What is your understanding of designing of the web vs. designing for print. I learned that they both have their challenges, advantages and disadvantages. As I said, before I read these articles I would have given print a thumbs down and the web a thumbs up. However, it's clearer to me that print has advantages that the web does not - ex: being portable and being cost effective. According to the book, there are still two billion published works that are still not available on the web but available in print. WOWzers. This comes as a surprise to me especially when I think about the research that I had to do when I was young - memories of spending time in the school library with the card catalogue make me cringe. I'm not surprised that there is info out there that is not on the web - the fact that there is so much really blows my mind. Kinda cool though.
I also learned that one of the challenges of the web is trying to make sure that information will be legible regardless of individual resolution or screen size, brightness and contrast. Color can also change when viewed on the web as opposed to when printed out. There are alot of things that go into graphic design - not just simply making your finished product look pretty.

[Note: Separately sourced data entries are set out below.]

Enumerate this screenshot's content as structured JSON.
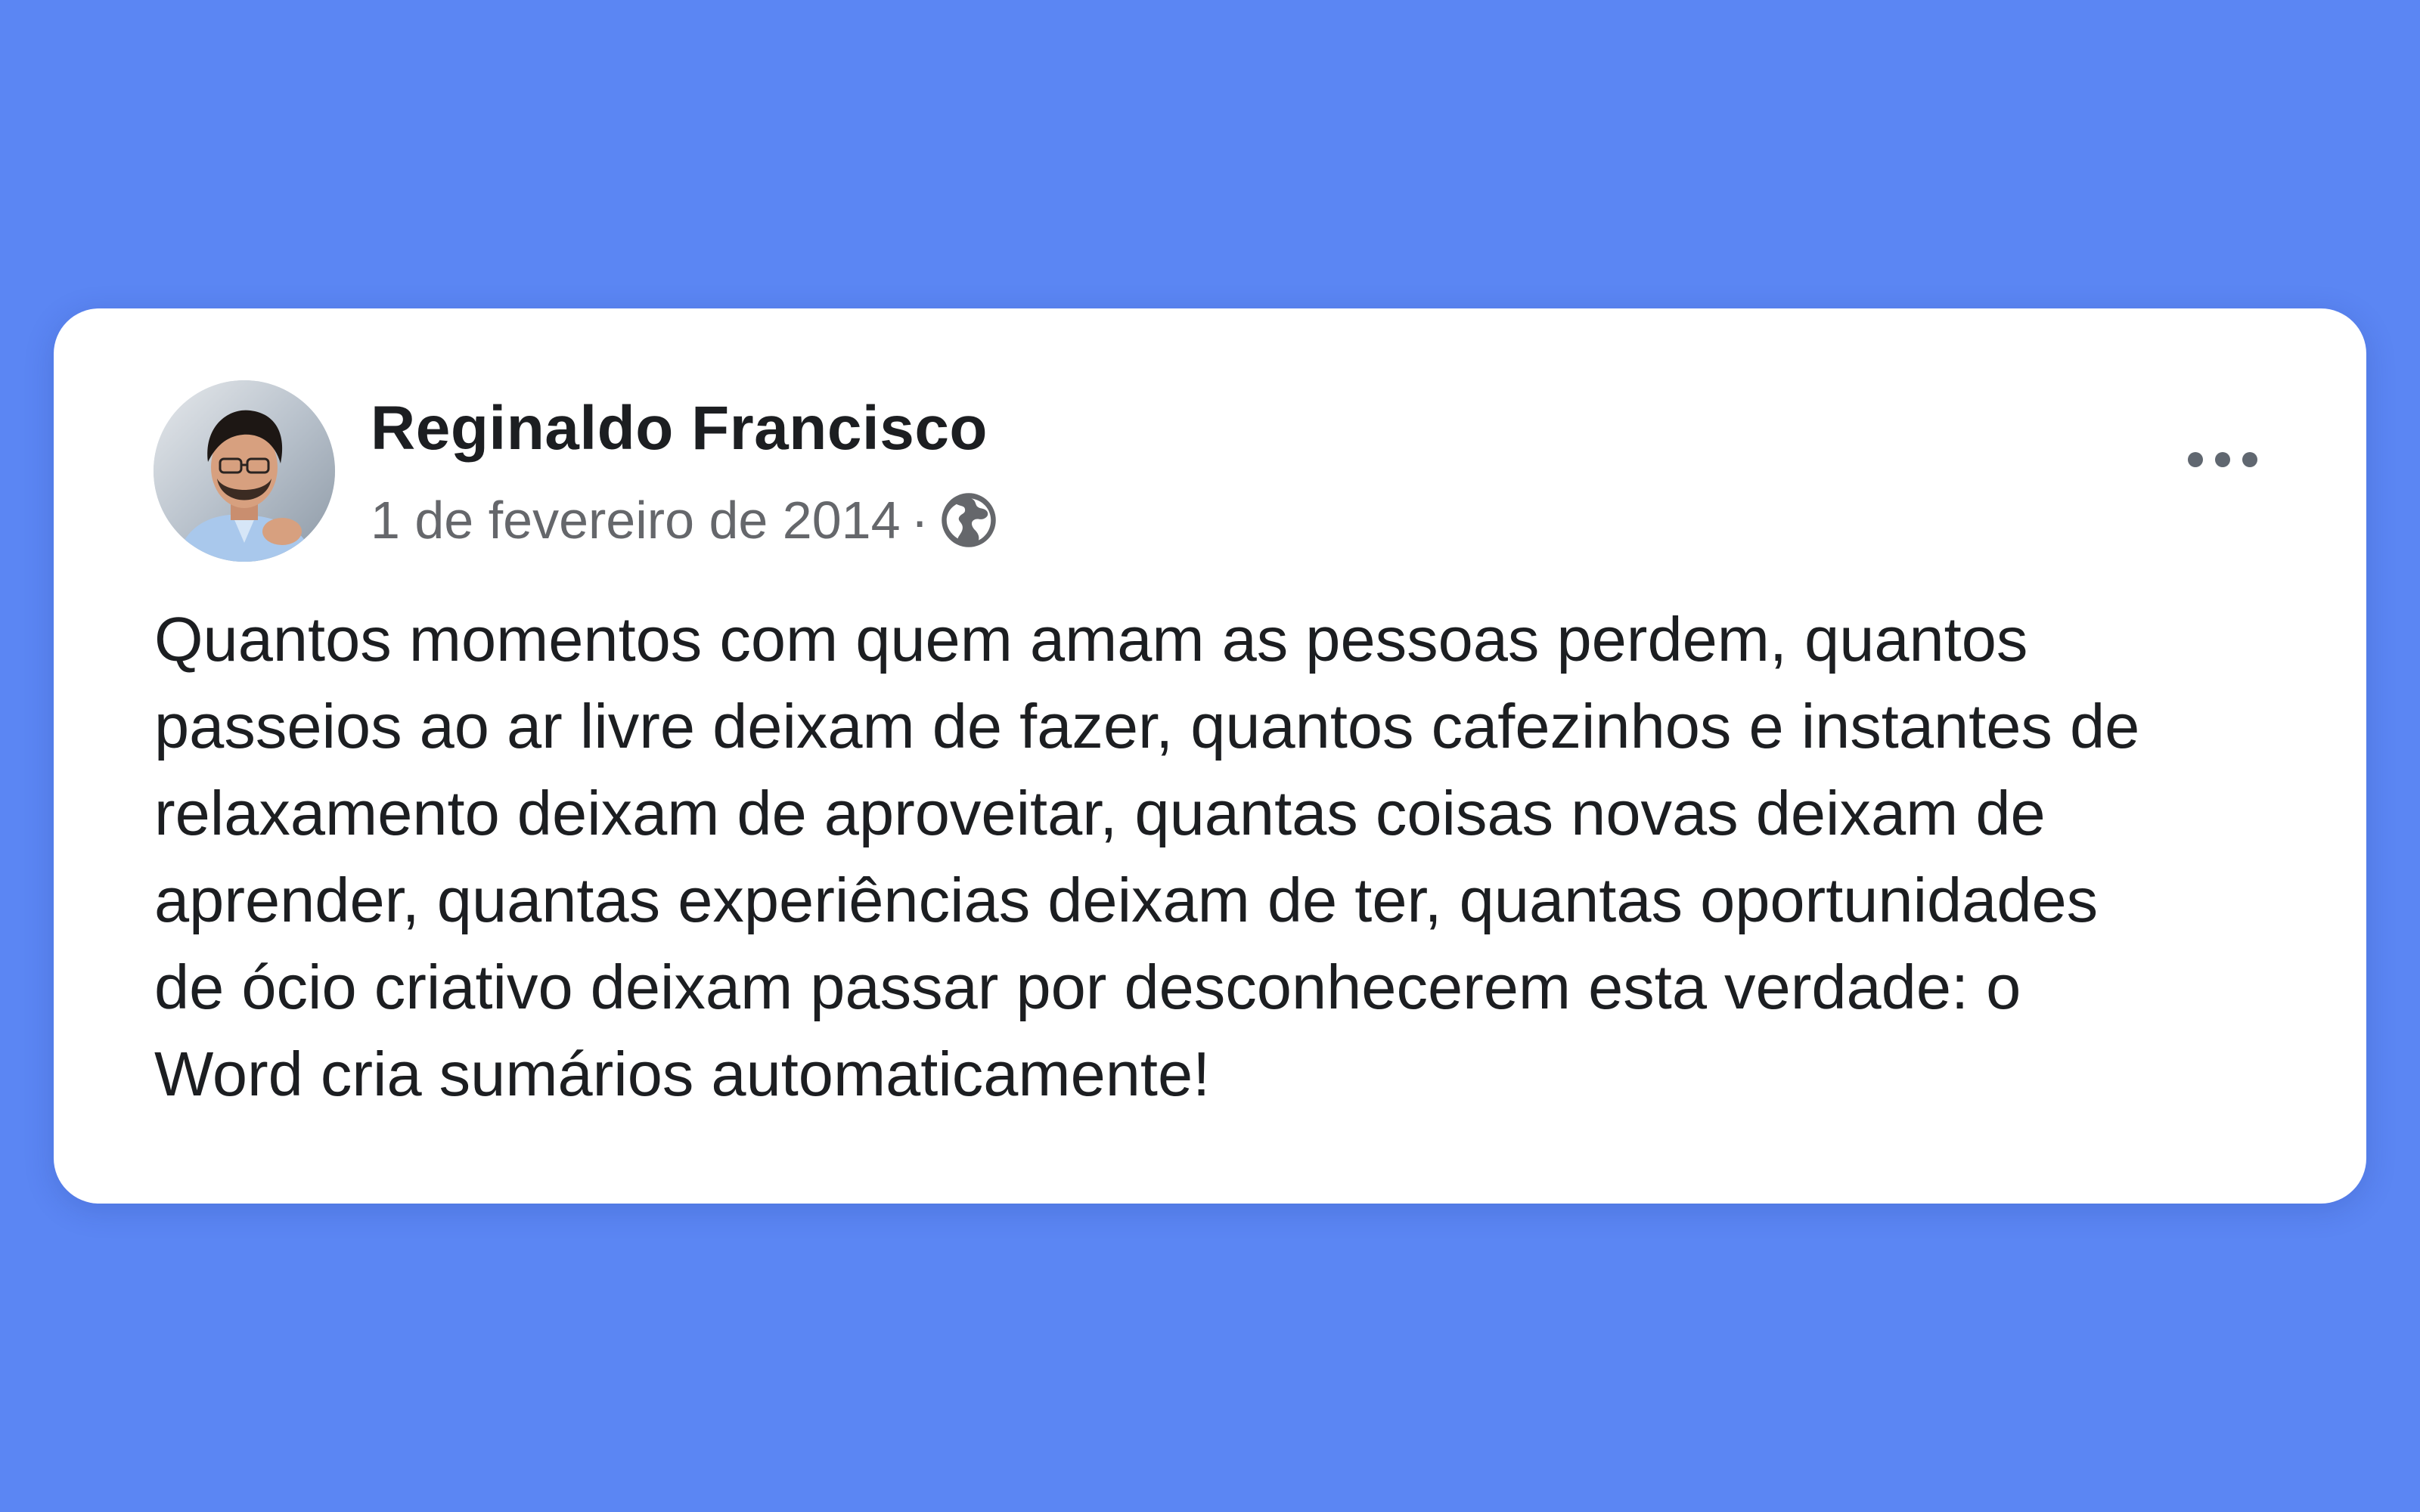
{
  "post": {
    "author": "Reginaldo Francisco",
    "date": "1 de fevereiro de 2014",
    "separator": "·",
    "privacy_icon": "globe-icon",
    "menu_icon": "more-options-icon",
    "text_lines": [
      "Quantos momentos com quem amam as pessoas perdem, quantos",
      "passeios ao ar livre deixam de fazer, quantos cafezinhos e instantes de",
      "relaxamento deixam de aproveitar, quantas coisas novas deixam de",
      "aprender, quantas experiências deixam de ter, quantas oportunidades",
      "de ócio criativo deixam passar por desconhecerem esta verdade: o",
      "Word cria sumários automaticamente!"
    ]
  },
  "colors": {
    "background": "#5b86f3",
    "card": "#ffffff",
    "text_primary": "#1c1e21",
    "text_secondary": "#65676b"
  }
}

In regards to print ads - as I looked through ads for the homework I realized that there were ads that had both good and bad elements of CRAP, so to my suprise, it was a little more difficult to make the decision on whether the ad was good or bad. Surprise surprise. Nothing is ever cut and dry!
Looking forward to Monday night's class! Cool stuff.